ENTRIES SHOWN Start Marker

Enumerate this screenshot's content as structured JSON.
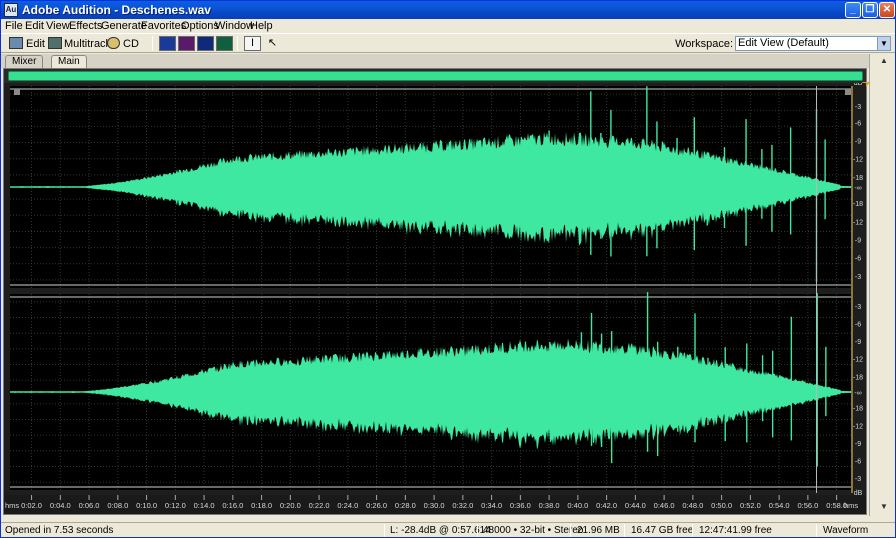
{
  "window": {
    "title": "Adobe Audition - Deschenes.wav",
    "icon_text": "Au"
  },
  "menu": [
    "File",
    "Edit",
    "View",
    "Effects",
    "Generate",
    "Favorites",
    "Options",
    "Window",
    "Help"
  ],
  "toolbar": {
    "edit_label": "Edit",
    "multitrack_label": "Multitrack",
    "cd_label": "CD",
    "workspace_label": "Workspace:",
    "workspace_value": "Edit View (Default)"
  },
  "tabs": [
    {
      "label": "Mixer",
      "active": false
    },
    {
      "label": "Main",
      "active": true
    }
  ],
  "waveform": {
    "color": "#3fe8a0",
    "background": "#000000",
    "db_scale_top": [
      "dB",
      "-3",
      "-6",
      "-9",
      "-12",
      "-18",
      "-∞",
      "-18",
      "-12",
      "-9",
      "-6",
      "-3"
    ],
    "db_scale_bottom": [
      "-3",
      "-6",
      "-9",
      "-12",
      "-18",
      "-∞",
      "-18",
      "-12",
      "-9",
      "-6",
      "-3",
      "dB"
    ],
    "time_unit": "hms",
    "time_labels": [
      "0:02.0",
      "0:04.0",
      "0:06.0",
      "0:08.0",
      "0:10.0",
      "0:12.0",
      "0:14.0",
      "0:16.0",
      "0:18.0",
      "0:20.0",
      "0:22.0",
      "0:24.0",
      "0:26.0",
      "0:28.0",
      "0:30.0",
      "0:32.0",
      "0:34.0",
      "0:36.0",
      "0:38.0",
      "0:40.0",
      "0:42.0",
      "0:44.0",
      "0:46.0",
      "0:48.0",
      "0:50.0",
      "0:52.0",
      "0:54.0",
      "0:56.0",
      "0:58.0"
    ]
  },
  "status": {
    "message": "Opened in 7.53 seconds",
    "level": "L: -28.4dB @   0:57.614",
    "format": "48000 • 32-bit • Stereo",
    "size": "21.96 MB",
    "free_space": "16.47 GB free",
    "free_time": "12:47:41.99 free",
    "view": "Waveform"
  }
}
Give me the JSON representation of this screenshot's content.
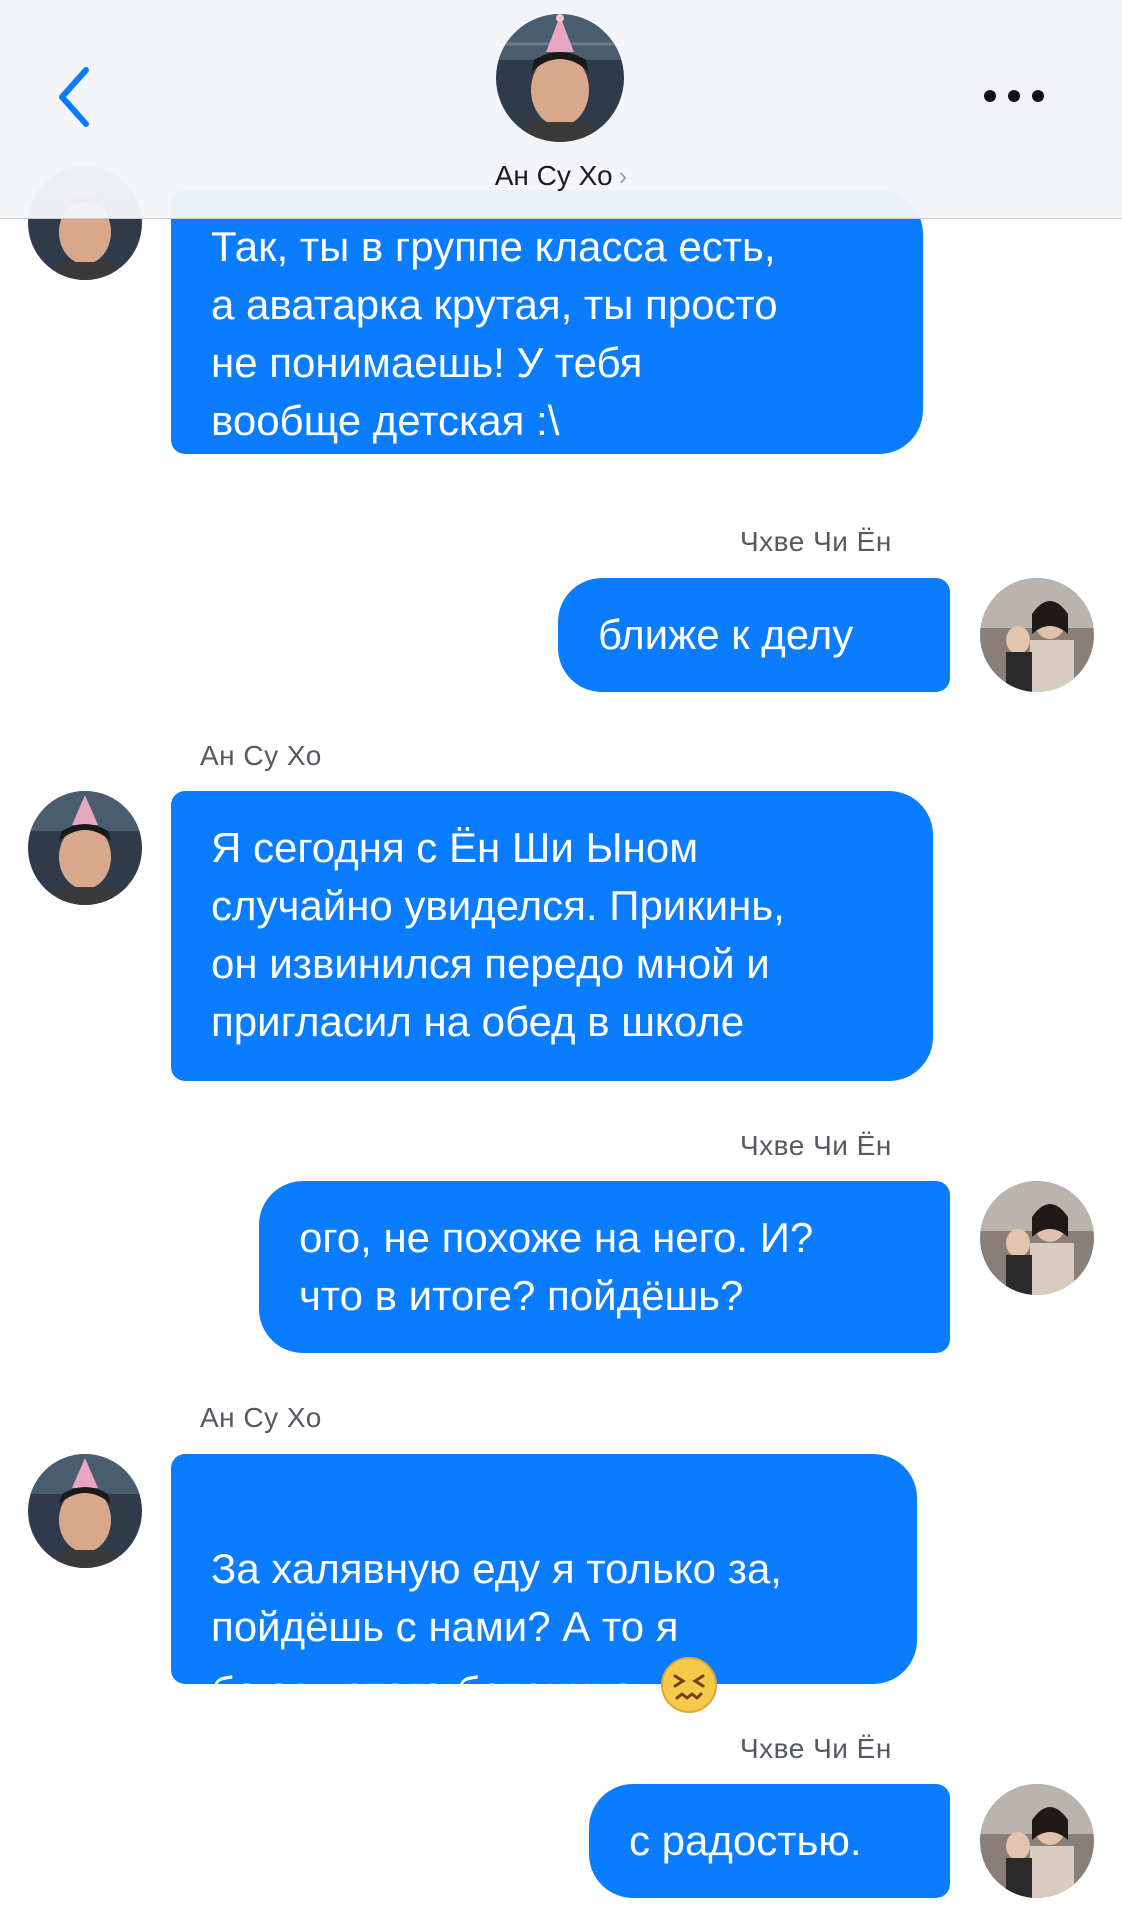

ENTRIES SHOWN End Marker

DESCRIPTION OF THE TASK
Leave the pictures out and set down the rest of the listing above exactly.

ANSWER BOX
Enumerate this screenshot's content as structured JSON.
{
  "window": {
    "title": "Adobe Audition - Deschenes.wav",
    "icon_text": "Au"
  },
  "menu": [
    "File",
    "Edit",
    "View",
    "Effects",
    "Generate",
    "Favorites",
    "Options",
    "Window",
    "Help"
  ],
  "toolbar": {
    "edit_label": "Edit",
    "multitrack_label": "Multitrack",
    "cd_label": "CD",
    "workspace_label": "Workspace:",
    "workspace_value": "Edit View (Default)"
  },
  "tabs": [
    {
      "label": "Mixer",
      "active": false
    },
    {
      "label": "Main",
      "active": true
    }
  ],
  "waveform": {
    "color": "#3fe8a0",
    "background": "#000000",
    "db_scale_top": [
      "dB",
      "-3",
      "-6",
      "-9",
      "-12",
      "-18",
      "-∞",
      "-18",
      "-12",
      "-9",
      "-6",
      "-3"
    ],
    "db_scale_bottom": [
      "-3",
      "-6",
      "-9",
      "-12",
      "-18",
      "-∞",
      "-18",
      "-12",
      "-9",
      "-6",
      "-3",
      "dB"
    ],
    "time_unit": "hms",
    "time_labels": [
      "0:02.0",
      "0:04.0",
      "0:06.0",
      "0:08.0",
      "0:10.0",
      "0:12.0",
      "0:14.0",
      "0:16.0",
      "0:18.0",
      "0:20.0",
      "0:22.0",
      "0:24.0",
      "0:26.0",
      "0:28.0",
      "0:30.0",
      "0:32.0",
      "0:34.0",
      "0:36.0",
      "0:38.0",
      "0:40.0",
      "0:42.0",
      "0:44.0",
      "0:46.0",
      "0:48.0",
      "0:50.0",
      "0:52.0",
      "0:54.0",
      "0:56.0",
      "0:58.0"
    ]
  },
  "status": {
    "message": "Opened in 7.53 seconds",
    "level": "L: -28.4dB @   0:57.614",
    "format": "48000 • 32-bit • Stereo",
    "size": "21.96 MB",
    "free_space": "16.47 GB free",
    "free_time": "12:47:41.99 free",
    "view": "Waveform"
  }
}
Give me the JSON representation of this screenshot's content.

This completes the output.